SALTED PAPER AND ALBUMEN PAPER 523. Salted Paper. Salted papers are sized with starch 1 paste containing a suitable quan tity of chlorides and other soluble salts, which are sensitized after drying by floating on a solution of silver nitrate and again drying (de Brebisson, 1854). The keeping qualities of this paper are very limited, and it is suitable only for very vigorous negatives ; it is no longer a general article of commerce. The absence of any coating, other than the normal sizing of a good quality drawing paper, makes it possible to draw on the paper with pen or pencil ; the photograph can thus be used as a guide and then caused to disappear when the drawing is nearly finished. Photographs on salted paper can also be worked up with water-colours ; the image is faintly printed and toned to a neutral colour, which gives the outlines and gradation in the shadows.
The preparation of salted paper is one of the easiest of operations, but owing to its bad keeping qualities it is sensitized only in small quantities at a time.
524. Preparation of Salted Paper. Paper of good quality, suitable for water-colour painting, is first of all marked with pencil on the back to avoid subsequent confusion, and then pinned to a small clean board or stretched out on a drawing board. The salted size is then applied with a thin flat brush with cross-brushing. If the paper is of pronounced texture it is necessary to brush the size well into the cavities. Finally the coating is treated with a soft badger brush until it appears to be uniformly matt.
The size is best made with arrowroot (a starch chiefly used as a food-stuff). The amount required can be calculated on the basis of about 2 oz. (fl.) per io sq. ft., but allowance must be made for loss in working.
Grind about I oz. (35 grm.) of arrowroot in a mortar with a small quantity of water, until a thick paste free from lumps is obtained. Dis solve separately 25 gr. (3 grm.) of citric acid and oz. (35 grm.) of sodium chloride (table salt) in 20 oz. (950 c.c.) of water. This solution is
brought to the boil in an earthenware vessel, and the arrowroot cream is then added in small quantities with constant stirring with a stirrer or wooden spoon. Boiling is continued for a few minutes, and the mixture is left to cool ; after cooling, the surface skin is removed.
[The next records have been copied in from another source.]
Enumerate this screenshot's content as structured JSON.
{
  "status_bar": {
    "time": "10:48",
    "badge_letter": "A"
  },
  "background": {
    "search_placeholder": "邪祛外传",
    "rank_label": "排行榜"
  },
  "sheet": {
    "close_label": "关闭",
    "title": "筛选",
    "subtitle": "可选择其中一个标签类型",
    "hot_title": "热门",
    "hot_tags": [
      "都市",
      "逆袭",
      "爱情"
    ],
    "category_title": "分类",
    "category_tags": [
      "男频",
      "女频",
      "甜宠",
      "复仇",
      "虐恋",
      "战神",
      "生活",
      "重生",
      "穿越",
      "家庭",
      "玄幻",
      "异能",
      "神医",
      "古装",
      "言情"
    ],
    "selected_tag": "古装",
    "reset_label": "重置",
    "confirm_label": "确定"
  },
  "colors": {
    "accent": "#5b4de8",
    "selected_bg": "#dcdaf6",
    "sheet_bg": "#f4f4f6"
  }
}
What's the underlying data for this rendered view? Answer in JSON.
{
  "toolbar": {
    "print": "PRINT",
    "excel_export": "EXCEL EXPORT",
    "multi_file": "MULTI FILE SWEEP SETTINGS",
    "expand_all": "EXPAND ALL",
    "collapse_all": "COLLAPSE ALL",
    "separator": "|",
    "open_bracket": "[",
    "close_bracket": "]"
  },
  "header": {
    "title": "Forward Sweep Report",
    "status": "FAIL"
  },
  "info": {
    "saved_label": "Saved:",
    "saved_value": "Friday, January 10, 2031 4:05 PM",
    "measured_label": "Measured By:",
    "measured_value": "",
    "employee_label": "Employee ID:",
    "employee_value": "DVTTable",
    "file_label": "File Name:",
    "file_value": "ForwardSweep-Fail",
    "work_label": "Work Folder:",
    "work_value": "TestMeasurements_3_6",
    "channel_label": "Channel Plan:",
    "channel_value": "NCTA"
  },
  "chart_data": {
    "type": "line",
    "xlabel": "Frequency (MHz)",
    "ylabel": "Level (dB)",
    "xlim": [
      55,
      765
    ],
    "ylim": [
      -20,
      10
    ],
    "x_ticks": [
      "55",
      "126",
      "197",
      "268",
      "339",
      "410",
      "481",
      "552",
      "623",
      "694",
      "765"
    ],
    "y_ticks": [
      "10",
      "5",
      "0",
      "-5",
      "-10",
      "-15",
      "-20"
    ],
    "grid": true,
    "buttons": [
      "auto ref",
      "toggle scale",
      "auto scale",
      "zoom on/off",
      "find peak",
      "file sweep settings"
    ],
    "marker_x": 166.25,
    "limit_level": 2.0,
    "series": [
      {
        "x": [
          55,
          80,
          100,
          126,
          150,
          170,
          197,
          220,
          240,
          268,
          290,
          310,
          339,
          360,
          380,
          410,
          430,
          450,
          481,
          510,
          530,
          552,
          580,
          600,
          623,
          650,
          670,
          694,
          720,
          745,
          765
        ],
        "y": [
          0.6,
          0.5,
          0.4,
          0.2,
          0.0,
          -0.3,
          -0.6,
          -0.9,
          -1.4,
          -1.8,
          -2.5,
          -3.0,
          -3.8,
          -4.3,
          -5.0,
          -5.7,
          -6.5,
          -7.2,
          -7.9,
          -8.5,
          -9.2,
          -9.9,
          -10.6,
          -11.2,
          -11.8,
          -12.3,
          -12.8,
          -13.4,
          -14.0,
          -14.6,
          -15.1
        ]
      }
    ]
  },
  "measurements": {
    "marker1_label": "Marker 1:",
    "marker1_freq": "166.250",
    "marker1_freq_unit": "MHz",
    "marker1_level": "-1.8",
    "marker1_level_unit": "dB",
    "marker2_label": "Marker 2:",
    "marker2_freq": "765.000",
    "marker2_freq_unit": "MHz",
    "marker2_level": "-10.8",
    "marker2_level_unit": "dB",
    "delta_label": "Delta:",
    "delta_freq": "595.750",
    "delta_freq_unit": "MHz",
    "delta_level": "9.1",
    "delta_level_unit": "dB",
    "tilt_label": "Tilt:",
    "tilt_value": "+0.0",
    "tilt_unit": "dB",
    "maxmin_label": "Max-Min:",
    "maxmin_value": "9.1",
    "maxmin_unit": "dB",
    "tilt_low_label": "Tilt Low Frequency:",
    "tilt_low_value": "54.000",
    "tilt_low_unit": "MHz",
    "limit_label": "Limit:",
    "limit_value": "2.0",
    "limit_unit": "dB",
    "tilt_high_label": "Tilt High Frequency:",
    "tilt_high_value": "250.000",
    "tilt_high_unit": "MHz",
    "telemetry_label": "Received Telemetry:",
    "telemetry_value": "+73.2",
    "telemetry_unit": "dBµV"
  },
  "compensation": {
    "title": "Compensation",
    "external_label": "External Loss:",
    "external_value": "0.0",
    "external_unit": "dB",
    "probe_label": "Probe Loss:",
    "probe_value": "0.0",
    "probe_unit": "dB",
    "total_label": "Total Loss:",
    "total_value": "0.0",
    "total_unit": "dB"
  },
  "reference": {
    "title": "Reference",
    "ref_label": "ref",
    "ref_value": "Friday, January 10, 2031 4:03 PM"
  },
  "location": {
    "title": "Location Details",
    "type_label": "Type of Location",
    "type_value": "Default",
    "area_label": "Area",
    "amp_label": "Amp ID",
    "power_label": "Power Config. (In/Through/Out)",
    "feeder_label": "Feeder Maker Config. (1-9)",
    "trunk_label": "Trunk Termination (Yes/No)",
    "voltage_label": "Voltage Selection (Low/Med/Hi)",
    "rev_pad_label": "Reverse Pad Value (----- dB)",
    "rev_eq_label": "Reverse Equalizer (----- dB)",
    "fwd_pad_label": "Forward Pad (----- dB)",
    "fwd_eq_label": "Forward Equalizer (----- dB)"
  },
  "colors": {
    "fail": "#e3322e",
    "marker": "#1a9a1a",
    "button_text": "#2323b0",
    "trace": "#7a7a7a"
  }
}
As paper thus coated has good keeping qualities, a large quantity may be prepared for sensitizing when required.
525. Sensitizing must be done in the absence of white light ; it is convenient to work at night by artificial light. The drying must be done in darkness. On the commercial scale a room lighted by yellow glass windows, or the dark corner of a feebly lighted room is used.
The sensitizing bath is prepared by mixing'— Silver nitrate (cryst.) 22 oz. (too grm.) Citric acid. . i oz. (75 grm.) Alcohol (9o) . .i oz, (fl.) (75 c.c.) Water, distilled, to make . 20 oz. (r,000 c.c.) The solution is poured into a perfectly clean glass dish and should be about in. deep. The paper is caused to float on the surface of the bath face downwards by lowering it gradually ; it is then removed to make sure that it is uniformly wetted and re-floated with the same precautions. After about five minutes the sheet is lifted by one corner and withdrawn from the dish ; by drawing over a glass rod, most of the adhering solution is removed. The paper is allowed to drain for a few seconds and is then put to dry in the dark. The clips used for hanging the paper from the drying line should have been previously soaked in melted paraffin to render them impermeable. Drippings from the papers should be caught by any waste paper available, the ashes being afterwards added to the silver residues. The dry paper should be packed and kept in a dry place.
The silver bath may be used repeatedly ; in proportion to its use, it becomes poor in silver and rich in nitrate of soda ; the presence of this latter salt makes the readings of a Ramie hydrometer, which is sometimes used for esti mating the concentration, entirely misleading.